For this one, I am going to use an excellent explanation from grammarist.com
ability vs. capability vs. capacity
Ability, capability, and capacity are synonyms in many of their uses. All are frequently used to refer to one’s power to perform an action. For example, one might have the ability, capability, or capacity to read two books in a week. But capacity—which is extended figuratively in the senses it shares with the other verbs—has special uses it doesn’t share with the others. It tends to relate to volumes and quantities; for example, in the sentence, “The vehicle’s fuel capacity is 120 gallons,” capacity refers to the measure of the vehicle’s ability to hold and is not interchangeable with the other two verbs. “The vehicle’s fuel ability” would not sound right.
Another distinction commonly drawn between ability and capacity holds that, in humans and animals, capacities are inborn, while abilities are learned. For instance, a child might be born with the capacity to become a chef, but the ability to cook must be learned
Capability, meanwhile, often refers to extremes of ability. For instance, if you say you have the ability to write well, I might ask whether you have the capability to write a 10-page essay by tomorrow. Also, capabilities tend to be either-or propositions, while ability tends to come in degrees. For example, I might say that while I have the ability to write, I don’t have the capability to write a novel.
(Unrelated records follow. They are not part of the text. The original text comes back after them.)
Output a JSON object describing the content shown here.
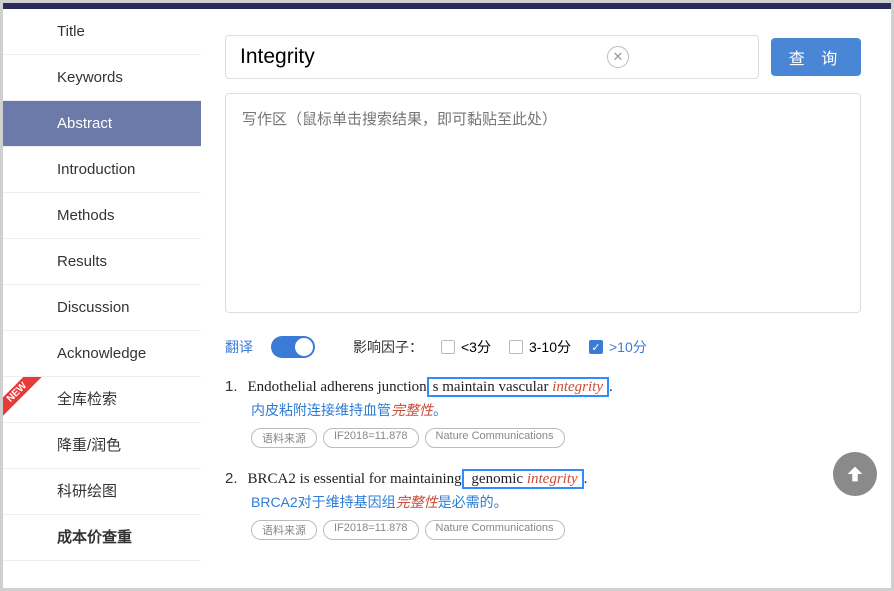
{
  "sidebar": {
    "items": [
      {
        "label": "Title"
      },
      {
        "label": "Keywords"
      },
      {
        "label": "Abstract"
      },
      {
        "label": "Introduction"
      },
      {
        "label": "Methods"
      },
      {
        "label": "Results"
      },
      {
        "label": "Discussion"
      },
      {
        "label": "Acknowledge"
      },
      {
        "label": "全库检索"
      },
      {
        "label": "降重/润色"
      },
      {
        "label": "科研绘图"
      },
      {
        "label": "成本价查重"
      }
    ],
    "new_badge": "NEW"
  },
  "search": {
    "value": "Integrity",
    "clear": "✕",
    "query_btn": "查 询"
  },
  "writing": {
    "placeholder": "写作区（鼠标单击搜索结果，即可黏贴至此处）"
  },
  "filters": {
    "translate_label": "翻译",
    "if_label": "影响因子：",
    "lt3": "<3分",
    "mid": "3-10分",
    "gt10": ">10分"
  },
  "results": [
    {
      "num": "1.",
      "en_pre": "Endothelial adherens junction",
      "en_boxed": "s maintain vascular ",
      "en_kw": "integrity",
      "en_post": ".",
      "cn_pre": "内皮粘附连接维持血管",
      "cn_kw": "完整性",
      "cn_post": "。",
      "tags": [
        "语料来源",
        "IF2018=11.878",
        "Nature Communications"
      ]
    },
    {
      "num": "2.",
      "en_pre": "BRCA2 is essential for maintaining",
      "en_boxed": " genomic ",
      "en_kw": "integrity",
      "en_post": ".",
      "cn_pre": "BRCA2对于维持基因组",
      "cn_kw": "完整性",
      "cn_post": "是必需的。",
      "tags": [
        "语料来源",
        "IF2018=11.878",
        "Nature Communications"
      ]
    }
  ]
}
But as with most of the other distinctions between these words, the lines are blurry, and the words are interchangeable despite the general usage patterns.